Jack Karp writes for Law 360 that “state judiciaries are becoming more overtly political, and important elections, rulings and ethics cases could exacerbate that partisanship in 2024”:
A similar dynamic is playing out in North Carolina, where Democratic Supreme Court Justice Anita Earls sued the state’s Republican-controlled Judicial Standards Commission after it threatened to investigate her for comments she made about the court’s lack of diversity.
In a June interview with Law360, Earls said: “The new members of our court very much see themselves as a conservative bloc. They talk about themselves as ‘the conservatives.’ Their allegiance is to their ideology, not to the institution.”
The JSC accused Earls of potentially violating the state’s Code of Judicial Conduct by alleging in that interview that her “colleagues are acting out of racial, gender and/or political bias in some of their decision-making.”
Earls insists her comments are protected by the First Amendment.

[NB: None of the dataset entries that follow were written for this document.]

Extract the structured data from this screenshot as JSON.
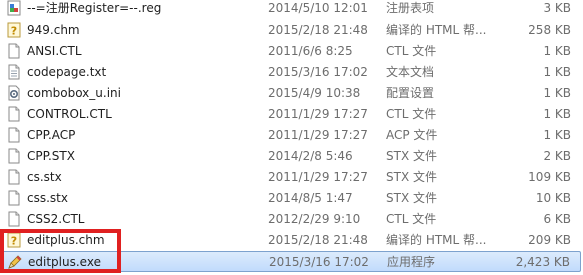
{
  "files": [
    {
      "name": "--=注册Register=--.reg",
      "date": "2014/5/10 12:01",
      "type": "注册表项",
      "size": "3 KB",
      "icon": "registry-icon"
    },
    {
      "name": "949.chm",
      "date": "2015/2/18 21:48",
      "type": "编译的 HTML 帮...",
      "size": "258 KB",
      "icon": "chm-help-icon"
    },
    {
      "name": "ANSI.CTL",
      "date": "2011/6/6 8:25",
      "type": "CTL 文件",
      "size": "1 KB",
      "icon": "generic-file-icon"
    },
    {
      "name": "codepage.txt",
      "date": "2015/3/16 17:02",
      "type": "文本文档",
      "size": "1 KB",
      "icon": "text-file-icon"
    },
    {
      "name": "combobox_u.ini",
      "date": "2015/4/9 10:38",
      "type": "配置设置",
      "size": "1 KB",
      "icon": "settings-file-icon"
    },
    {
      "name": "CONTROL.CTL",
      "date": "2011/1/29 17:27",
      "type": "CTL 文件",
      "size": "1 KB",
      "icon": "generic-file-icon"
    },
    {
      "name": "CPP.ACP",
      "date": "2011/1/29 17:27",
      "type": "ACP 文件",
      "size": "1 KB",
      "icon": "generic-file-icon"
    },
    {
      "name": "CPP.STX",
      "date": "2014/2/8 5:46",
      "type": "STX 文件",
      "size": "2 KB",
      "icon": "generic-file-icon"
    },
    {
      "name": "cs.stx",
      "date": "2011/1/29 17:27",
      "type": "STX 文件",
      "size": "109 KB",
      "icon": "generic-file-icon"
    },
    {
      "name": "css.stx",
      "date": "2014/8/5 1:47",
      "type": "STX 文件",
      "size": "10 KB",
      "icon": "generic-file-icon"
    },
    {
      "name": "CSS2.CTL",
      "date": "2012/2/29 9:10",
      "type": "CTL 文件",
      "size": "6 KB",
      "icon": "generic-file-icon"
    },
    {
      "name": "editplus.chm",
      "date": "2015/2/18 21:48",
      "type": "编译的 HTML 帮...",
      "size": "209 KB",
      "icon": "chm-help-icon"
    },
    {
      "name": "editplus.exe",
      "date": "2015/3/16 17:02",
      "type": "应用程序",
      "size": "2,423 KB",
      "icon": "editplus-app-icon",
      "selected": true
    }
  ]
}
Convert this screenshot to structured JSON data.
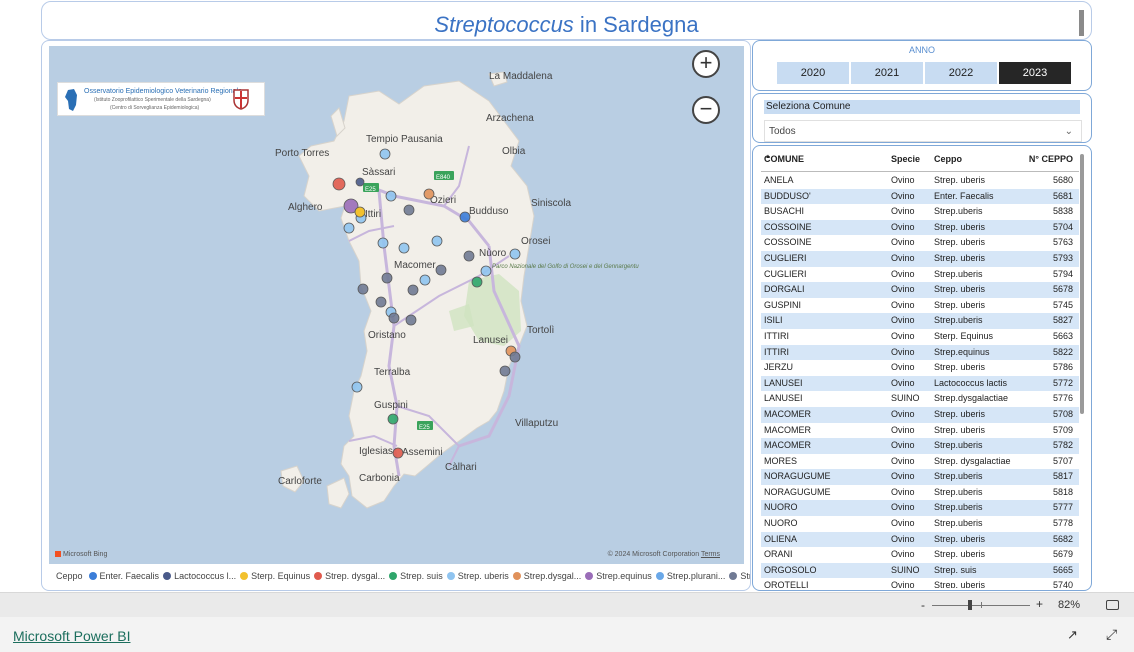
{
  "title": {
    "italic": "Streptococcus",
    "rest": " in Sardegna"
  },
  "map": {
    "zoom_in": "+",
    "zoom_out": "−",
    "places": [
      "La Maddalena",
      "Arzachena",
      "Tempio Pausania",
      "Olbia",
      "Porto Torres",
      "Sàssari",
      "Alghero",
      "Ozieri",
      "Ittiri",
      "Budduso",
      "Siniscola",
      "Orosei",
      "Nùoro",
      "Macomer",
      "Parco Nazionale del Golfo di Orosei e del Gennargentu",
      "Oristano",
      "Tortolì",
      "Lanusei",
      "Terralba",
      "Guspini",
      "Villaputzu",
      "Iglesias",
      "Assemini",
      "Càlhari",
      "Carloforte",
      "Carbonia"
    ],
    "road_labels": [
      "E25",
      "E840",
      "E25",
      "E25"
    ],
    "logo": {
      "line1": "Osservatorio Epidemiologico Veterinario Regionale",
      "line2": "(Istituto Zooprofilattico Sperimentale della Sardegna)",
      "line3": "(Centro di Sorveglianza Epidemiologica)"
    },
    "bing": "Microsoft Bing",
    "copyright": "© 2024 Microsoft Corporation",
    "terms": "Terms"
  },
  "legend": {
    "title": "Ceppo",
    "items": [
      {
        "label": "Enter. Faecalis",
        "color": "#3b7dd8"
      },
      {
        "label": "Lactococcus l...",
        "color": "#4a5a8a"
      },
      {
        "label": "Sterp. Equinus",
        "color": "#f2c12e"
      },
      {
        "label": "Strep. dysgal...",
        "color": "#e05a4d"
      },
      {
        "label": "Strep. suis",
        "color": "#2fa66b"
      },
      {
        "label": "Strep. uberis",
        "color": "#8fc4f0"
      },
      {
        "label": "Strep.dysgal...",
        "color": "#e0915a"
      },
      {
        "label": "Strep.equinus",
        "color": "#9a6db8"
      },
      {
        "label": "Strep.plurani...",
        "color": "#6aa8e8"
      },
      {
        "label": "Strep.uberis",
        "color": "#707a94"
      }
    ]
  },
  "year_slicer": {
    "label": "ANNO",
    "years": [
      "2020",
      "2021",
      "2022",
      "2023"
    ],
    "selected": "2023"
  },
  "comune_slicer": {
    "label": "Seleziona Comune",
    "value": "Todos"
  },
  "table": {
    "headers": [
      "COMUNE",
      "Specie",
      "Ceppo",
      "N° CEPPO"
    ],
    "rows": [
      [
        "ANELA",
        "Ovino",
        "Strep. uberis",
        "5680"
      ],
      [
        "BUDDUSO'",
        "Ovino",
        "Enter. Faecalis",
        "5681"
      ],
      [
        "BUSACHI",
        "Ovino",
        "Strep.uberis",
        "5838"
      ],
      [
        "COSSOINE",
        "Ovino",
        "Strep. uberis",
        "5704"
      ],
      [
        "COSSOINE",
        "Ovino",
        "Strep. uberis",
        "5763"
      ],
      [
        "CUGLIERI",
        "Ovino",
        "Strep. uberis",
        "5793"
      ],
      [
        "CUGLIERI",
        "Ovino",
        "Strep.uberis",
        "5794"
      ],
      [
        "DORGALI",
        "Ovino",
        "Strep. uberis",
        "5678"
      ],
      [
        "GUSPINI",
        "Ovino",
        "Strep. uberis",
        "5745"
      ],
      [
        "ISILI",
        "Ovino",
        "Strep.uberis",
        "5827"
      ],
      [
        "ITTIRI",
        "Ovino",
        "Sterp. Equinus",
        "5663"
      ],
      [
        "ITTIRI",
        "Ovino",
        "Strep.equinus",
        "5822"
      ],
      [
        "JERZU",
        "Ovino",
        "Strep. uberis",
        "5786"
      ],
      [
        "LANUSEI",
        "Ovino",
        "Lactococcus lactis",
        "5772"
      ],
      [
        "LANUSEI",
        "SUINO",
        "Strep.dysgalactiae",
        "5776"
      ],
      [
        "MACOMER",
        "Ovino",
        "Strep. uberis",
        "5708"
      ],
      [
        "MACOMER",
        "Ovino",
        "Strep. uberis",
        "5709"
      ],
      [
        "MACOMER",
        "Ovino",
        "Strep.uberis",
        "5782"
      ],
      [
        "MORES",
        "Ovino",
        "Strep. dysgalactiae",
        "5707"
      ],
      [
        "NORAGUGUME",
        "Ovino",
        "Strep.uberis",
        "5817"
      ],
      [
        "NORAGUGUME",
        "Ovino",
        "Strep.uberis",
        "5818"
      ],
      [
        "NUORO",
        "Ovino",
        "Strep.uberis",
        "5777"
      ],
      [
        "NUORO",
        "Ovino",
        "Strep.uberis",
        "5778"
      ],
      [
        "OLIENA",
        "Ovino",
        "Strep. uberis",
        "5682"
      ],
      [
        "ORANI",
        "Ovino",
        "Strep. uberis",
        "5679"
      ],
      [
        "ORGOSOLO",
        "SUINO",
        "Strep. suis",
        "5665"
      ],
      [
        "OROTELLI",
        "Ovino",
        "Strep. uberis",
        "5740"
      ]
    ]
  },
  "zoom": {
    "minus": "-",
    "plus": "+",
    "percent": "82%"
  },
  "footer": {
    "brand": "Microsoft Power BI",
    "share_icon": "share-icon",
    "expand_icon": "expand-icon"
  }
}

“There are important roles for judges to have in informing the public. And especially for state court judges in a state like North Carolina where the judges are elected, the public has a responsibility as informed citizens to know what’s going on in the court system,” Earls told Law360 in a later interview about her lawsuit.
She also noted in court filings that her conservative colleagues on the court have made similarly political statements and have not faced investigation or discipline, an indication she may have been singled out by a Republican-run JSC because she’s a Democrat, according to Billy Corriher, state courts manager for the People’s Parity Project.